Task: For the data that follows, return each line unchanged and drop the pictures.
☆ ☆ ☆
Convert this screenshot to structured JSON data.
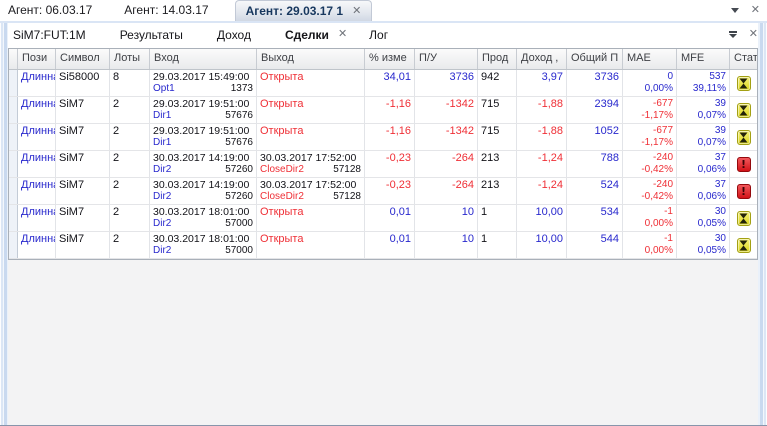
{
  "colors": {
    "positive": "#2828cd",
    "negative": "#ef2f36",
    "neutral": "#121218",
    "open_status": "#ef2f36",
    "hourglass_bg": "#e8e23a",
    "warning_bg": "#e02a30"
  },
  "top_tabbar": {
    "tabs": [
      {
        "label": "Агент: 06.03.17"
      },
      {
        "label": "Агент: 14.03.17"
      },
      {
        "label": "Агент: 29.03.17 1",
        "close": "✕"
      }
    ],
    "menu_icon": "caret-down-icon",
    "close_icon": "✕"
  },
  "sub_tabbar": {
    "tabs": [
      {
        "label": "SiM7:FUT:1M"
      },
      {
        "label": "Результаты"
      },
      {
        "label": "Доход"
      },
      {
        "label": "Сделки",
        "close": "✕",
        "active": true
      },
      {
        "label": "Лог"
      }
    ],
    "overflow_icon": "tab-overflow-icon",
    "close_icon": "✕"
  },
  "trades_table": {
    "columns": [
      "",
      "Пози",
      "Символ",
      "Лоты",
      "Вход",
      "Выход",
      "% изме",
      "П/У",
      "Прод",
      "Доход ,",
      "Общий П",
      "MAE",
      "MFE",
      "Стат"
    ],
    "rows": [
      {
        "position": "Длинная",
        "symbol": "Si58000",
        "lots": "8",
        "entry": {
          "datetime": "29.03.2017 15:49:00",
          "signal": "Opt1",
          "price": "1373"
        },
        "exit": {
          "open": true,
          "label": "Открыта"
        },
        "pct_change": "34,01",
        "pl": "3736",
        "duration": "942",
        "income": "3,97",
        "total_pl": "3736",
        "mae": {
          "value": "0",
          "pct": "0,00%",
          "negative": false
        },
        "mfe": {
          "value": "537",
          "pct": "39,11%"
        },
        "status": "hourglass"
      },
      {
        "position": "Длинная",
        "symbol": "SiM7",
        "lots": "2",
        "entry": {
          "datetime": "29.03.2017 19:51:00",
          "signal": "Dir1",
          "price": "57676"
        },
        "exit": {
          "open": true,
          "label": "Открыта"
        },
        "pct_change": "-1,16",
        "pl": "-1342",
        "duration": "715",
        "income": "-1,88",
        "total_pl": "2394",
        "mae": {
          "value": "-677",
          "pct": "-1,17%",
          "negative": true
        },
        "mfe": {
          "value": "39",
          "pct": "0,07%"
        },
        "status": "hourglass"
      },
      {
        "position": "Длинная",
        "symbol": "SiM7",
        "lots": "2",
        "entry": {
          "datetime": "29.03.2017 19:51:00",
          "signal": "Dir1",
          "price": "57676"
        },
        "exit": {
          "open": true,
          "label": "Открыта"
        },
        "pct_change": "-1,16",
        "pl": "-1342",
        "duration": "715",
        "income": "-1,88",
        "total_pl": "1052",
        "mae": {
          "value": "-677",
          "pct": "-1,17%",
          "negative": true
        },
        "mfe": {
          "value": "39",
          "pct": "0,07%"
        },
        "status": "hourglass"
      },
      {
        "position": "Длинная",
        "symbol": "SiM7",
        "lots": "2",
        "entry": {
          "datetime": "30.03.2017 14:19:00",
          "signal": "Dir2",
          "price": "57260"
        },
        "exit": {
          "open": false,
          "datetime": "30.03.2017 17:52:00",
          "signal": "CloseDir2",
          "price": "57128"
        },
        "pct_change": "-0,23",
        "pl": "-264",
        "duration": "213",
        "income": "-1,24",
        "total_pl": "788",
        "mae": {
          "value": "-240",
          "pct": "-0,42%",
          "negative": true
        },
        "mfe": {
          "value": "37",
          "pct": "0,06%"
        },
        "status": "warning"
      },
      {
        "position": "Длинная",
        "symbol": "SiM7",
        "lots": "2",
        "entry": {
          "datetime": "30.03.2017 14:19:00",
          "signal": "Dir2",
          "price": "57260"
        },
        "exit": {
          "open": false,
          "datetime": "30.03.2017 17:52:00",
          "signal": "CloseDir2",
          "price": "57128"
        },
        "pct_change": "-0,23",
        "pl": "-264",
        "duration": "213",
        "income": "-1,24",
        "total_pl": "524",
        "mae": {
          "value": "-240",
          "pct": "-0,42%",
          "negative": true
        },
        "mfe": {
          "value": "37",
          "pct": "0,06%"
        },
        "status": "warning"
      },
      {
        "position": "Длинная",
        "symbol": "SiM7",
        "lots": "2",
        "entry": {
          "datetime": "30.03.2017 18:01:00",
          "signal": "Dir2",
          "price": "57000"
        },
        "exit": {
          "open": true,
          "label": "Открыта"
        },
        "pct_change": "0,01",
        "pl": "10",
        "duration": "1",
        "income": "10,00",
        "total_pl": "534",
        "mae": {
          "value": "-1",
          "pct": "0,00%",
          "negative": true
        },
        "mfe": {
          "value": "30",
          "pct": "0,05%"
        },
        "status": "hourglass"
      },
      {
        "position": "Длинная",
        "symbol": "SiM7",
        "lots": "2",
        "entry": {
          "datetime": "30.03.2017 18:01:00",
          "signal": "Dir2",
          "price": "57000"
        },
        "exit": {
          "open": true,
          "label": "Открыта"
        },
        "pct_change": "0,01",
        "pl": "10",
        "duration": "1",
        "income": "10,00",
        "total_pl": "544",
        "mae": {
          "value": "-1",
          "pct": "0,00%",
          "negative": true
        },
        "mfe": {
          "value": "30",
          "pct": "0,05%"
        },
        "status": "hourglass"
      }
    ]
  }
}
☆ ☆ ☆
Expected answer:
Convert this screenshot to structured JSON data.
{
  "colors": {
    "positive": "#2828cd",
    "negative": "#ef2f36",
    "neutral": "#121218",
    "open_status": "#ef2f36",
    "hourglass_bg": "#e8e23a",
    "warning_bg": "#e02a30"
  },
  "top_tabbar": {
    "tabs": [
      {
        "label": "Агент: 06.03.17"
      },
      {
        "label": "Агент: 14.03.17"
      },
      {
        "label": "Агент: 29.03.17 1",
        "close": "✕"
      }
    ],
    "menu_icon": "caret-down-icon",
    "close_icon": "✕"
  },
  "sub_tabbar": {
    "tabs": [
      {
        "label": "SiM7:FUT:1M"
      },
      {
        "label": "Результаты"
      },
      {
        "label": "Доход"
      },
      {
        "label": "Сделки",
        "close": "✕",
        "active": true
      },
      {
        "label": "Лог"
      }
    ],
    "overflow_icon": "tab-overflow-icon",
    "close_icon": "✕"
  },
  "trades_table": {
    "columns": [
      "",
      "Пози",
      "Символ",
      "Лоты",
      "Вход",
      "Выход",
      "% изме",
      "П/У",
      "Прод",
      "Доход ,",
      "Общий П",
      "MAE",
      "MFE",
      "Стат"
    ],
    "rows": [
      {
        "position": "Длинная",
        "symbol": "Si58000",
        "lots": "8",
        "entry": {
          "datetime": "29.03.2017 15:49:00",
          "signal": "Opt1",
          "price": "1373"
        },
        "exit": {
          "open": true,
          "label": "Открыта"
        },
        "pct_change": "34,01",
        "pl": "3736",
        "duration": "942",
        "income": "3,97",
        "total_pl": "3736",
        "mae": {
          "value": "0",
          "pct": "0,00%",
          "negative": false
        },
        "mfe": {
          "value": "537",
          "pct": "39,11%"
        },
        "status": "hourglass"
      },
      {
        "position": "Длинная",
        "symbol": "SiM7",
        "lots": "2",
        "entry": {
          "datetime": "29.03.2017 19:51:00",
          "signal": "Dir1",
          "price": "57676"
        },
        "exit": {
          "open": true,
          "label": "Открыта"
        },
        "pct_change": "-1,16",
        "pl": "-1342",
        "duration": "715",
        "income": "-1,88",
        "total_pl": "2394",
        "mae": {
          "value": "-677",
          "pct": "-1,17%",
          "negative": true
        },
        "mfe": {
          "value": "39",
          "pct": "0,07%"
        },
        "status": "hourglass"
      },
      {
        "position": "Длинная",
        "symbol": "SiM7",
        "lots": "2",
        "entry": {
          "datetime": "29.03.2017 19:51:00",
          "signal": "Dir1",
          "price": "57676"
        },
        "exit": {
          "open": true,
          "label": "Открыта"
        },
        "pct_change": "-1,16",
        "pl": "-1342",
        "duration": "715",
        "income": "-1,88",
        "total_pl": "1052",
        "mae": {
          "value": "-677",
          "pct": "-1,17%",
          "negative": true
        },
        "mfe": {
          "value": "39",
          "pct": "0,07%"
        },
        "status": "hourglass"
      },
      {
        "position": "Длинная",
        "symbol": "SiM7",
        "lots": "2",
        "entry": {
          "datetime": "30.03.2017 14:19:00",
          "signal": "Dir2",
          "price": "57260"
        },
        "exit": {
          "open": false,
          "datetime": "30.03.2017 17:52:00",
          "signal": "CloseDir2",
          "price": "57128"
        },
        "pct_change": "-0,23",
        "pl": "-264",
        "duration": "213",
        "income": "-1,24",
        "total_pl": "788",
        "mae": {
          "value": "-240",
          "pct": "-0,42%",
          "negative": true
        },
        "mfe": {
          "value": "37",
          "pct": "0,06%"
        },
        "status": "warning"
      },
      {
        "position": "Длинная",
        "symbol": "SiM7",
        "lots": "2",
        "entry": {
          "datetime": "30.03.2017 14:19:00",
          "signal": "Dir2",
          "price": "57260"
        },
        "exit": {
          "open": false,
          "datetime": "30.03.2017 17:52:00",
          "signal": "CloseDir2",
          "price": "57128"
        },
        "pct_change": "-0,23",
        "pl": "-264",
        "duration": "213",
        "income": "-1,24",
        "total_pl": "524",
        "mae": {
          "value": "-240",
          "pct": "-0,42%",
          "negative": true
        },
        "mfe": {
          "value": "37",
          "pct": "0,06%"
        },
        "status": "warning"
      },
      {
        "position": "Длинная",
        "symbol": "SiM7",
        "lots": "2",
        "entry": {
          "datetime": "30.03.2017 18:01:00",
          "signal": "Dir2",
          "price": "57000"
        },
        "exit": {
          "open": true,
          "label": "Открыта"
        },
        "pct_change": "0,01",
        "pl": "10",
        "duration": "1",
        "income": "10,00",
        "total_pl": "534",
        "mae": {
          "value": "-1",
          "pct": "0,00%",
          "negative": true
        },
        "mfe": {
          "value": "30",
          "pct": "0,05%"
        },
        "status": "hourglass"
      },
      {
        "position": "Длинная",
        "symbol": "SiM7",
        "lots": "2",
        "entry": {
          "datetime": "30.03.2017 18:01:00",
          "signal": "Dir2",
          "price": "57000"
        },
        "exit": {
          "open": true,
          "label": "Открыта"
        },
        "pct_change": "0,01",
        "pl": "10",
        "duration": "1",
        "income": "10,00",
        "total_pl": "544",
        "mae": {
          "value": "-1",
          "pct": "0,00%",
          "negative": true
        },
        "mfe": {
          "value": "30",
          "pct": "0,05%"
        },
        "status": "hourglass"
      }
    ]
  }
}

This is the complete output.